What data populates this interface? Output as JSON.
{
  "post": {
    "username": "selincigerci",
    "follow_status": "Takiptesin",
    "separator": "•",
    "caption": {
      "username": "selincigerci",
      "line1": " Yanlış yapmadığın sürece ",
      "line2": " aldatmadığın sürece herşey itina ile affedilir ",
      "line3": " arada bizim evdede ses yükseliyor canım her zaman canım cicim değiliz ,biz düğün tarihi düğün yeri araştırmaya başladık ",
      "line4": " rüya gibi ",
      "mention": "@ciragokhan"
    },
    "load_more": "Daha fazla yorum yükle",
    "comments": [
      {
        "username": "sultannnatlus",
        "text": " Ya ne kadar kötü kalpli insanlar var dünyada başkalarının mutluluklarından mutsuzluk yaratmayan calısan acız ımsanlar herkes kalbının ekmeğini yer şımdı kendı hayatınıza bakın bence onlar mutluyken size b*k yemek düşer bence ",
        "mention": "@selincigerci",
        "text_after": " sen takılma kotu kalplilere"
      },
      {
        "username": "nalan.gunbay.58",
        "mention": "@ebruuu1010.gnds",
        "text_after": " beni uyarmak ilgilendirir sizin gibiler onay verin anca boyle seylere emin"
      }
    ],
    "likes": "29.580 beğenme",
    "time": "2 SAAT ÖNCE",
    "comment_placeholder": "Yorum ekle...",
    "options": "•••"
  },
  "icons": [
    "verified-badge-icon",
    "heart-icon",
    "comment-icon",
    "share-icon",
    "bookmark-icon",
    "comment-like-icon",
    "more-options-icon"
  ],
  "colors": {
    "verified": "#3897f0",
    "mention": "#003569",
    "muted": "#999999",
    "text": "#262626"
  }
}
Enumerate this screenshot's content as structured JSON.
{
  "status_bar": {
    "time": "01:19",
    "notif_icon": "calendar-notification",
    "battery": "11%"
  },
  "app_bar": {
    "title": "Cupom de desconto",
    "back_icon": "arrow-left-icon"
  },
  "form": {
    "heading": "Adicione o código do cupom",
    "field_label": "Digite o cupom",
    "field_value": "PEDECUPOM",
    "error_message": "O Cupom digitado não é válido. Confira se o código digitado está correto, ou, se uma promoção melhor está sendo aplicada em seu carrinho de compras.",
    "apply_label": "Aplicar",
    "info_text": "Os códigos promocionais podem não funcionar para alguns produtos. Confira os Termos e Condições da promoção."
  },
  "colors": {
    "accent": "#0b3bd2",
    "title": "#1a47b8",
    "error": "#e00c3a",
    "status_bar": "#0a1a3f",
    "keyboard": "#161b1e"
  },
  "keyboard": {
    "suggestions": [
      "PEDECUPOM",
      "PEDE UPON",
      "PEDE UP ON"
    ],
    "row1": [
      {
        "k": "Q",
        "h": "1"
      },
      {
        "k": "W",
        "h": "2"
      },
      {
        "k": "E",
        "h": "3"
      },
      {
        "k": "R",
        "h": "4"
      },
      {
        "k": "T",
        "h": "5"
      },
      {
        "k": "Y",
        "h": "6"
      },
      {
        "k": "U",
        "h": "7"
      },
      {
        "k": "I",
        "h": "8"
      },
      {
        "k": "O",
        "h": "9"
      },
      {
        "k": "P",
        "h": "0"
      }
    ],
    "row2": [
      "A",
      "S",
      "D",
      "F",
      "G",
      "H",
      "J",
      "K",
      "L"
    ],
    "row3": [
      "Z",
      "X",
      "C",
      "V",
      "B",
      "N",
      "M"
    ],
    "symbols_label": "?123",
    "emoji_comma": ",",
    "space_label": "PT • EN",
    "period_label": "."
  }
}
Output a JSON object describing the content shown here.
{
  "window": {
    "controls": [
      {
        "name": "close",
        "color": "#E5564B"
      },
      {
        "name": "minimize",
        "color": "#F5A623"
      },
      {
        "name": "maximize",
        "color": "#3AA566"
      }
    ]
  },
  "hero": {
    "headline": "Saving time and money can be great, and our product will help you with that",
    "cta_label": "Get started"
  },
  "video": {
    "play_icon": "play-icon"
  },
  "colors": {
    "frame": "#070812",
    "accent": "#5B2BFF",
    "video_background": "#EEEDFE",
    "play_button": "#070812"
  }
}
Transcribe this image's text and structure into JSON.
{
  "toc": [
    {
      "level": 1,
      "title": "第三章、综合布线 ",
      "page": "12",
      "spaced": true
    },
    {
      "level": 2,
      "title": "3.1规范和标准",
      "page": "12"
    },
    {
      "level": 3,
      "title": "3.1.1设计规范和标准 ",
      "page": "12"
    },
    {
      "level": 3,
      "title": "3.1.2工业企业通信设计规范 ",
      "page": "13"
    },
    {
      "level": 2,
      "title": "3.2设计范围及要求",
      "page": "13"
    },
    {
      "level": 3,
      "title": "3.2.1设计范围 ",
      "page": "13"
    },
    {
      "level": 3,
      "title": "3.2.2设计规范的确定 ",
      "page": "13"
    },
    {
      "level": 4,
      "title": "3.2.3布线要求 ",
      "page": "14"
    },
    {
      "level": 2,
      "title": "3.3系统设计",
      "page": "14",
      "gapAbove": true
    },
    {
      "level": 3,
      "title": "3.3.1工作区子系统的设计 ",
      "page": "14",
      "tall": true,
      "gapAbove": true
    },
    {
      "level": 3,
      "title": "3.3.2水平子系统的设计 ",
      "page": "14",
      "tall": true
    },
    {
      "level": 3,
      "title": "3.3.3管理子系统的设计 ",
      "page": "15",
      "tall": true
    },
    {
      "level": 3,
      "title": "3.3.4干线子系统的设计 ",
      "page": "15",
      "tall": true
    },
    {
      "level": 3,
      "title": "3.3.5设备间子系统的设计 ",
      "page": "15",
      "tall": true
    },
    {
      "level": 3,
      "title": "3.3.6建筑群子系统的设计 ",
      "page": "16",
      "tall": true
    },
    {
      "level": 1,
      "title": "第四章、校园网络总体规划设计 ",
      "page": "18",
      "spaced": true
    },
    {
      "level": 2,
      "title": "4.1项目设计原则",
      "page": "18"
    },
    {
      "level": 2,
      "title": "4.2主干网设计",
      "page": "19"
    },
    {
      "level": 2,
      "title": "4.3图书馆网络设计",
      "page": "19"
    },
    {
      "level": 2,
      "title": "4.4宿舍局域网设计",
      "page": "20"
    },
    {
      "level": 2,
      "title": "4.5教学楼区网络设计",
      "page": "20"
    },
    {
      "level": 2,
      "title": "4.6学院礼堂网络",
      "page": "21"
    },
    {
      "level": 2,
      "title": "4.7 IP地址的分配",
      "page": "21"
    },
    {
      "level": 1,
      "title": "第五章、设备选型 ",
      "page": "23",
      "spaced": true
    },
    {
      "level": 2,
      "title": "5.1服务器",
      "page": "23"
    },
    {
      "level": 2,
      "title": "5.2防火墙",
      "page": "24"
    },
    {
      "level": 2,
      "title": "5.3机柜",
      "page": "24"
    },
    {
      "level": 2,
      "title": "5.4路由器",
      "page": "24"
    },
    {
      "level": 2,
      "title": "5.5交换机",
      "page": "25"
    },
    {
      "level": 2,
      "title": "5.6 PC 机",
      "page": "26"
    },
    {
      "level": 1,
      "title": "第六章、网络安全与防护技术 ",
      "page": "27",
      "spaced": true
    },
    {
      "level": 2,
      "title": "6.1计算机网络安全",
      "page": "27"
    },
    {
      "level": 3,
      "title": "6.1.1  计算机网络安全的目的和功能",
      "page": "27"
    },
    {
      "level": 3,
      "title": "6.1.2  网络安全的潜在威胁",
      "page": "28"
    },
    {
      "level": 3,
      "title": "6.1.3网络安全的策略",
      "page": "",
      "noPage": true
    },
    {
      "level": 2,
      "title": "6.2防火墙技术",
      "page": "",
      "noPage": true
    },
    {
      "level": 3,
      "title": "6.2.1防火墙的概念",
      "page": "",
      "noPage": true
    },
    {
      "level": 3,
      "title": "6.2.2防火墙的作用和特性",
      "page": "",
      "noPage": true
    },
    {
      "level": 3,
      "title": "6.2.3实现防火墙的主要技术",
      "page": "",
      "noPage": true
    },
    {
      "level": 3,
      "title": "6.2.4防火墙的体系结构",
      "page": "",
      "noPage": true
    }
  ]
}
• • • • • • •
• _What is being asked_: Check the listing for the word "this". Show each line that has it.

• _Answer section_:
What data populates this interface? Output as JSON.
Enumerate this screenshot's content as structured JSON.
Transcribe this image's text and structure into JSON.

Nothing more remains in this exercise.